> [SUPPLIED INFORMATION]:
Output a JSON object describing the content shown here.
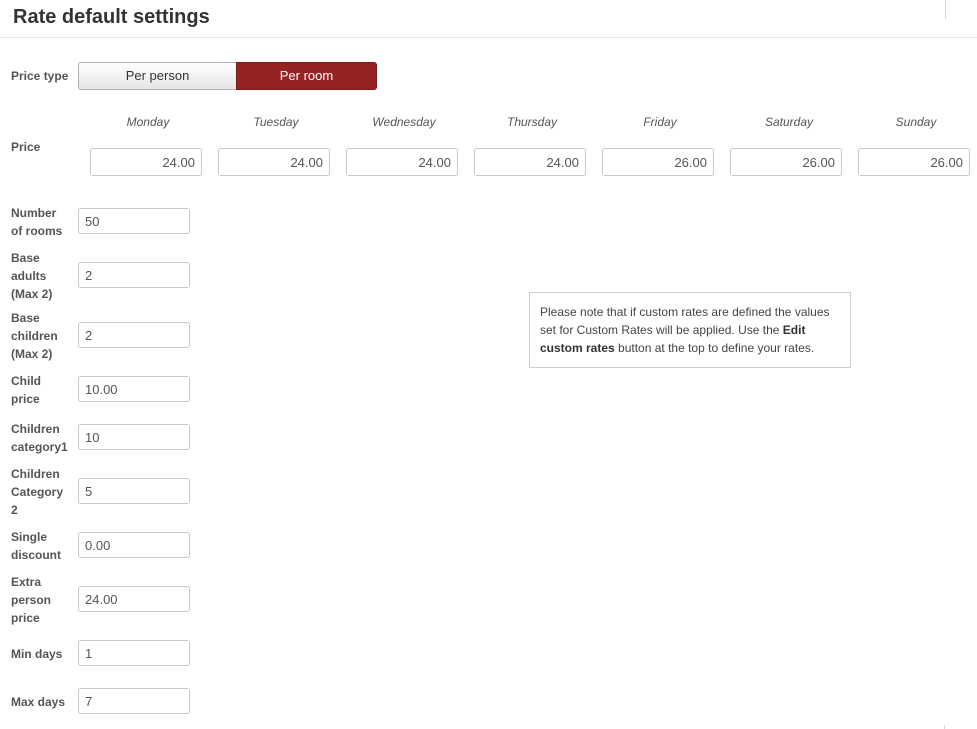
{
  "page": {
    "title": "Rate default settings"
  },
  "price_type": {
    "label": "Price type",
    "options": [
      "Per person",
      "Per room"
    ],
    "selected": "Per room"
  },
  "price": {
    "label": "Price",
    "days": [
      "Monday",
      "Tuesday",
      "Wednesday",
      "Thursday",
      "Friday",
      "Saturday",
      "Sunday"
    ],
    "values": [
      "24.00",
      "24.00",
      "24.00",
      "24.00",
      "26.00",
      "26.00",
      "26.00"
    ]
  },
  "fields": [
    {
      "label_lines": [
        "Number",
        "of rooms"
      ],
      "value": "50"
    },
    {
      "label_lines": [
        "Base",
        "adults",
        "(Max 2)"
      ],
      "value": "2"
    },
    {
      "label_lines": [
        "Base",
        "children",
        "(Max 2)"
      ],
      "value": "2"
    },
    {
      "label_lines": [
        "Child",
        "price"
      ],
      "value": "10.00"
    },
    {
      "label_lines": [
        "Children",
        "category1"
      ],
      "value": "10"
    },
    {
      "label_lines": [
        "Children",
        "Category",
        "2"
      ],
      "value": "5"
    },
    {
      "label_lines": [
        "Single",
        "discount"
      ],
      "value": "0.00"
    },
    {
      "label_lines": [
        "Extra",
        "person",
        "price"
      ],
      "value": "24.00"
    },
    {
      "label_lines": [
        "Min days"
      ],
      "value": "1"
    },
    {
      "label_lines": [
        "Max days"
      ],
      "value": "7"
    }
  ],
  "note": {
    "text_before": "Please note that if custom rates are defined the values set for Custom Rates will be applied. Use the ",
    "bold": "Edit custom rates",
    "text_after": " button at the top to define your rates."
  },
  "colors": {
    "accent": "#962323"
  }
}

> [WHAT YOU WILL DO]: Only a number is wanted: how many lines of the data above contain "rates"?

> [TASK OUTPUT]: 3